- _Data provided_
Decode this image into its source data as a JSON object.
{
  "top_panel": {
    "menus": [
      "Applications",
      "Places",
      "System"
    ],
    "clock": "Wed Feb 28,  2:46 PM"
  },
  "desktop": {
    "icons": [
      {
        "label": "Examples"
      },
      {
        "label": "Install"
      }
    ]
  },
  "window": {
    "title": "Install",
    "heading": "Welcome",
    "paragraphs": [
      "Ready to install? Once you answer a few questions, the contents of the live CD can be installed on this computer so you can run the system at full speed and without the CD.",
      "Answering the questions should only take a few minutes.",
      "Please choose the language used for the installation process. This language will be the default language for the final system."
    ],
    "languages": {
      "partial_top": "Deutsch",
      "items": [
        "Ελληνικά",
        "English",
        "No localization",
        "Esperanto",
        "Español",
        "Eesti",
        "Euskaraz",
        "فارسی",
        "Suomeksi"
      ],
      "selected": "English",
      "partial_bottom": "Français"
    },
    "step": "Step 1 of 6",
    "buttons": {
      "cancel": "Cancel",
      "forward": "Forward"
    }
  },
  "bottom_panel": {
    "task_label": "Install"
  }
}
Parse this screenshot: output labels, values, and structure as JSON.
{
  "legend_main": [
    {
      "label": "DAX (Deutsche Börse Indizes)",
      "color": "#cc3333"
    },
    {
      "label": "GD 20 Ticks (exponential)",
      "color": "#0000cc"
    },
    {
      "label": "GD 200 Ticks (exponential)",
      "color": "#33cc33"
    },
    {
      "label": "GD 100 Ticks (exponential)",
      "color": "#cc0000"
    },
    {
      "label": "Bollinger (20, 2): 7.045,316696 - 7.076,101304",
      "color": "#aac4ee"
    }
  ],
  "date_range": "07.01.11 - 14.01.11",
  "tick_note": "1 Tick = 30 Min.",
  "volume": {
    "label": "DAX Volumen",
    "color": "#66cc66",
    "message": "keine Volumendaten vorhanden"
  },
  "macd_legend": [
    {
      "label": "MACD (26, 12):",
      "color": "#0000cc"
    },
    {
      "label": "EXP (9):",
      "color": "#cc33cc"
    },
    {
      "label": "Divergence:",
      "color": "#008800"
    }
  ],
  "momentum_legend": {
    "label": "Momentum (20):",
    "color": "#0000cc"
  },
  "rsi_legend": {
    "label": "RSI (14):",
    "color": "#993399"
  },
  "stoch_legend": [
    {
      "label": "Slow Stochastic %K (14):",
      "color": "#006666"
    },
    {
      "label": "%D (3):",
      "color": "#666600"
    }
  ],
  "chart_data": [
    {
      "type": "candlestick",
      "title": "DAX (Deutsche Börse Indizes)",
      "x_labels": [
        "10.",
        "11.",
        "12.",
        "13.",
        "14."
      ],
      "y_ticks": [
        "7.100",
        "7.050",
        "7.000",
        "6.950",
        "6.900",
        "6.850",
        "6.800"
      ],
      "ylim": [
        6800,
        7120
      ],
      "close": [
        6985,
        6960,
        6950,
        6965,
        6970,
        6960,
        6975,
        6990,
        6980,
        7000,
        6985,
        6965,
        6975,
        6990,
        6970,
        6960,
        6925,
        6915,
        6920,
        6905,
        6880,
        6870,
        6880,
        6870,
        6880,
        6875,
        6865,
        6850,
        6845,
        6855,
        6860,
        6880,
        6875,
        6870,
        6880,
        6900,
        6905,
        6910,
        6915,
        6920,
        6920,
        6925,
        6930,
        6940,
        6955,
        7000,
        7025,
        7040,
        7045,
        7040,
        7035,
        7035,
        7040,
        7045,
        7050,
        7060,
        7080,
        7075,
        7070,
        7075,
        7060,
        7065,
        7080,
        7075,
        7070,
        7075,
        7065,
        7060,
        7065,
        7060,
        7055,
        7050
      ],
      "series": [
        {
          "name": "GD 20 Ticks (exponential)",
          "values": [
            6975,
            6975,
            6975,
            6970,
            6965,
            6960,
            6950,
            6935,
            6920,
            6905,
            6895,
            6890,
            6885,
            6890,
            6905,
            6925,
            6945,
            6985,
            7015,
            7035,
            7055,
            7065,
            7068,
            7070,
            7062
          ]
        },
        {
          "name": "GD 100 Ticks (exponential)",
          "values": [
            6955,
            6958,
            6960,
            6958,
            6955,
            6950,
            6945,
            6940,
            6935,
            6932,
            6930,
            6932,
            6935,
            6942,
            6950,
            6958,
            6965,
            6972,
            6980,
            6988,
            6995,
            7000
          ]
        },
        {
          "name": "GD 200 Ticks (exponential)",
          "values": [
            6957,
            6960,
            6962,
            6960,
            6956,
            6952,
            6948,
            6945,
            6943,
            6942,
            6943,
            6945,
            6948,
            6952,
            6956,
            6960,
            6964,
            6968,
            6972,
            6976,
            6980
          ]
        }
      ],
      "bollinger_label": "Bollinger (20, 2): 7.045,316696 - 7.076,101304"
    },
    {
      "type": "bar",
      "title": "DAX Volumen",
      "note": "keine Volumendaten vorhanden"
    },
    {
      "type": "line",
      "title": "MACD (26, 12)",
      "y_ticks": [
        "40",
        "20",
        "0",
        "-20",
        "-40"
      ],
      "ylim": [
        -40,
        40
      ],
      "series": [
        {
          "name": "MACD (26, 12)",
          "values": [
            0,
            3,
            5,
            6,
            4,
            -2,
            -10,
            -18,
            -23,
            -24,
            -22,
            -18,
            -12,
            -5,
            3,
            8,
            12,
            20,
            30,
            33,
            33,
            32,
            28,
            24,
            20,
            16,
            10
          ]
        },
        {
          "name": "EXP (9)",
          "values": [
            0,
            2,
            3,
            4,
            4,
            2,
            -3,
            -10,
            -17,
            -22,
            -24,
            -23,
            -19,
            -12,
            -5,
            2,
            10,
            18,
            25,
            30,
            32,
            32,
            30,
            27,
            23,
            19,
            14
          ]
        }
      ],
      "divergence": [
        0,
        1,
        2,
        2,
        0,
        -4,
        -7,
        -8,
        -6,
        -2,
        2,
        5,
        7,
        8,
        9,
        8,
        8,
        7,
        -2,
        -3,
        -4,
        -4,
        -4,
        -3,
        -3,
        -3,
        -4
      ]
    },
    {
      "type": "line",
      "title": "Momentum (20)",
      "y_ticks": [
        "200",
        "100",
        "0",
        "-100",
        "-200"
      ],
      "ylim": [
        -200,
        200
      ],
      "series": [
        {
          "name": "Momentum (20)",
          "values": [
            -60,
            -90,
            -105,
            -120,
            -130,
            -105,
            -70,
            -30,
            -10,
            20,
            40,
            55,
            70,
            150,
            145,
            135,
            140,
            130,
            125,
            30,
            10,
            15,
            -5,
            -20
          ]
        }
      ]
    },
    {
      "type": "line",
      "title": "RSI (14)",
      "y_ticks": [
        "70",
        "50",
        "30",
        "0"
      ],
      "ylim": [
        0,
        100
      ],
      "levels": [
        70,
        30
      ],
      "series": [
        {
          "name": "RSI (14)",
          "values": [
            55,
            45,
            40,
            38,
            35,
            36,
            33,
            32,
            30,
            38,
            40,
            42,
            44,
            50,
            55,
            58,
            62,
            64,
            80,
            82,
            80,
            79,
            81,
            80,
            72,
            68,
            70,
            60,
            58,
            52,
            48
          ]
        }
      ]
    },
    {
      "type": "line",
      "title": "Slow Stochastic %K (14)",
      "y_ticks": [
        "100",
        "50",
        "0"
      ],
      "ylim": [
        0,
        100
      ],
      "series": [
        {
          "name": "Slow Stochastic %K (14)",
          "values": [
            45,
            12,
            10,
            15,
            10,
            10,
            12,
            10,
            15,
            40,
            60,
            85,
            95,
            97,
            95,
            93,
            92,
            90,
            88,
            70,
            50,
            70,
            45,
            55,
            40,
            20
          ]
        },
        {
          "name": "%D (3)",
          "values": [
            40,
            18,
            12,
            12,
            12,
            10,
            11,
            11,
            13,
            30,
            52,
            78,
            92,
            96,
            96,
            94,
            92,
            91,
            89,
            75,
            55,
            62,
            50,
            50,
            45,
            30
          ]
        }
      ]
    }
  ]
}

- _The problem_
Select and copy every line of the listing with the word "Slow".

- _Answer section_
      "label": "Slow Stochastic %K (14):",
      "title": "Slow Stochastic %K (14)",
          "name": "Slow Stochastic %K (14)",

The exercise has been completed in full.